# C:\installs\python\python.exe c:\bin\ , and place it on
# your Windows desktop.  Then you can assign a shortcut key (say, 
# Ctrl+Alt+P) to that shortcut.  Now you can play and pause your
# CD by pressing the key combination.)
# TODOs: 
# - When saving the state, also save the list 
#   of tracks (or at least the number of tracks) so
#   we can detect if the CD is changed and not "resume"
#   in the middle of a different CD.
# - Add options for next/previous tracks
# - Detect if a track is an audio track before attempting to play it
# - Support playing a device other than the first one

import pygame,os

def get_state_file_name():
    return os.environ['TEMP']+'/playcd-state.tmp'
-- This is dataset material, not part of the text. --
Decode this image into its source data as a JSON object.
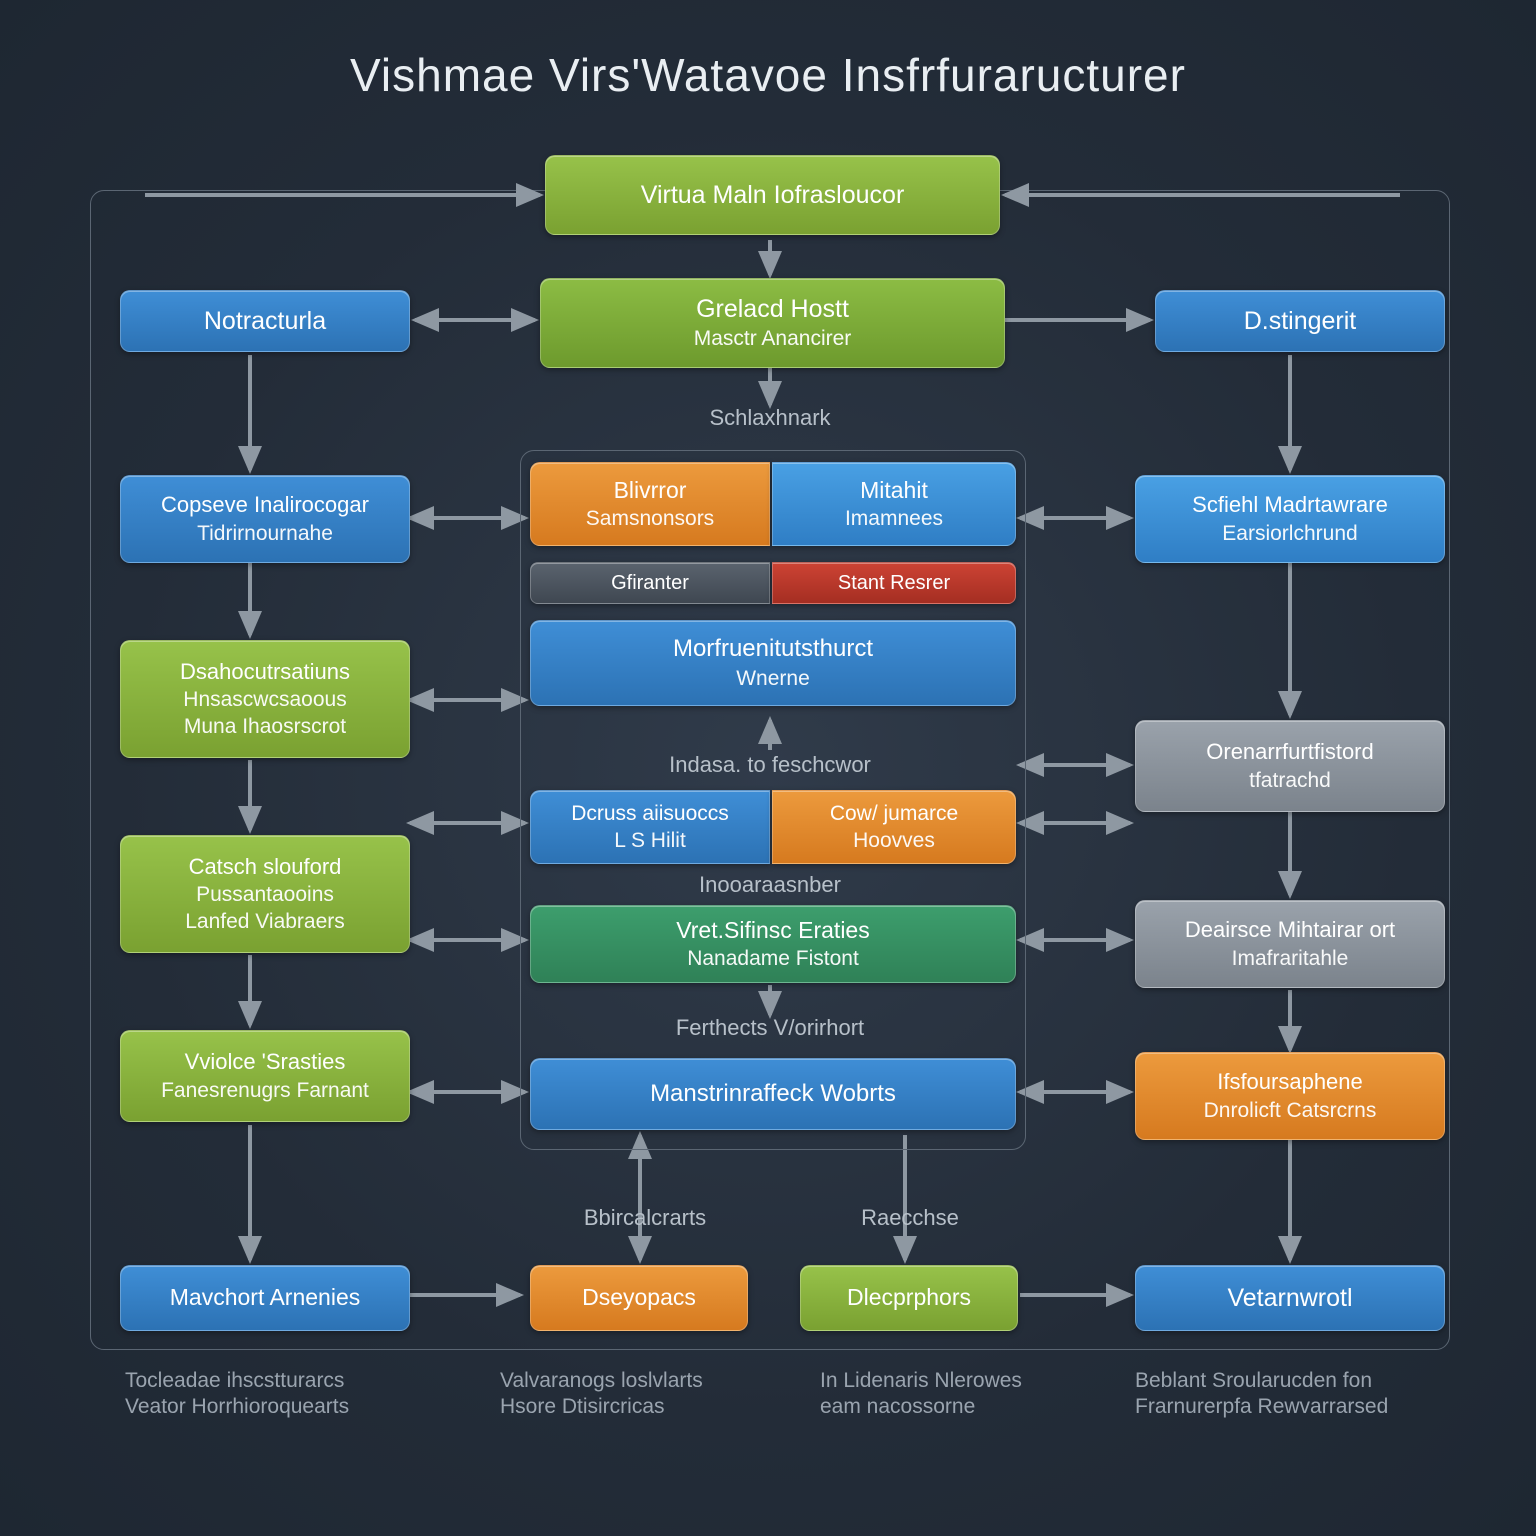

cd0 = pygame.cdrom.CD(0)
if cd0.get_busy():
    # Currently playing: pause it

    # Save our state for later resume
    cdstate = open(get_state_file_name(),'w')
    cdstate.write(str(cd0.get_current()[0]) + '\n') # current track
    cdstate.write(str(cd0.get_current()[1])) # position within track
    # Not currently playing: try to resume from saved state
      cdstate = open(get_state_file_name(), 'r')
      curtrack = int(cdstate.readline())
      pos = float(cdstate.readline())
      # If anything goes wrong restoring our state,
      # just start playing at the beginning
      curtrack = 0
      pos = 0,pos,None)

    # Work around bug where only first track plays


I set up the shortcut and shortcut key as described in the comments. Now I can play or pause an audio CD by pressing Ctrl+P.

(‘Course, I could have avoided this whole issue by getting a multimedia keyboard that has play and pause buttons on it… but then how would I learn Python? ;)

Link getter

As I learn Python, I’m writing some little helper scripts.  Here’s the latest, a script that prints all the .mp3 links referenced by a page (or pages) to standard output:

# Purpose: display all .mp3 links in the pages
#   pointed to by the given URLs
# Usage: python url [url2 [url3...]]
# Author: Daniel Meyer
# Date: Oct 20, 2009
import sys
import urllib2
from HTMLParser import HTMLParser

class LinkFinder(HTMLParser):
  def __init__(self):
    self.links = []

  def handle_starttag(self, tag, attrs):
    if tag == 'a':
      for attr, value in attrs:
        if attr == 'href':

for url in sys.argv[1:] :
  page = urllib2.urlopen(url)
  linkFinder = LinkFinder()

  for link in linkFinder.links:
    if link.find('.mp3') != -1:
      print link

Notice lines 15-17, which were required to initialize the links data member (since while still calling the base class constructor.

I’ve found this type of thing helpful when preparing to download conference audio where there are several individual mp3 links – I can then pipe the output through xargs to wget to download ’em:

python | xargs wget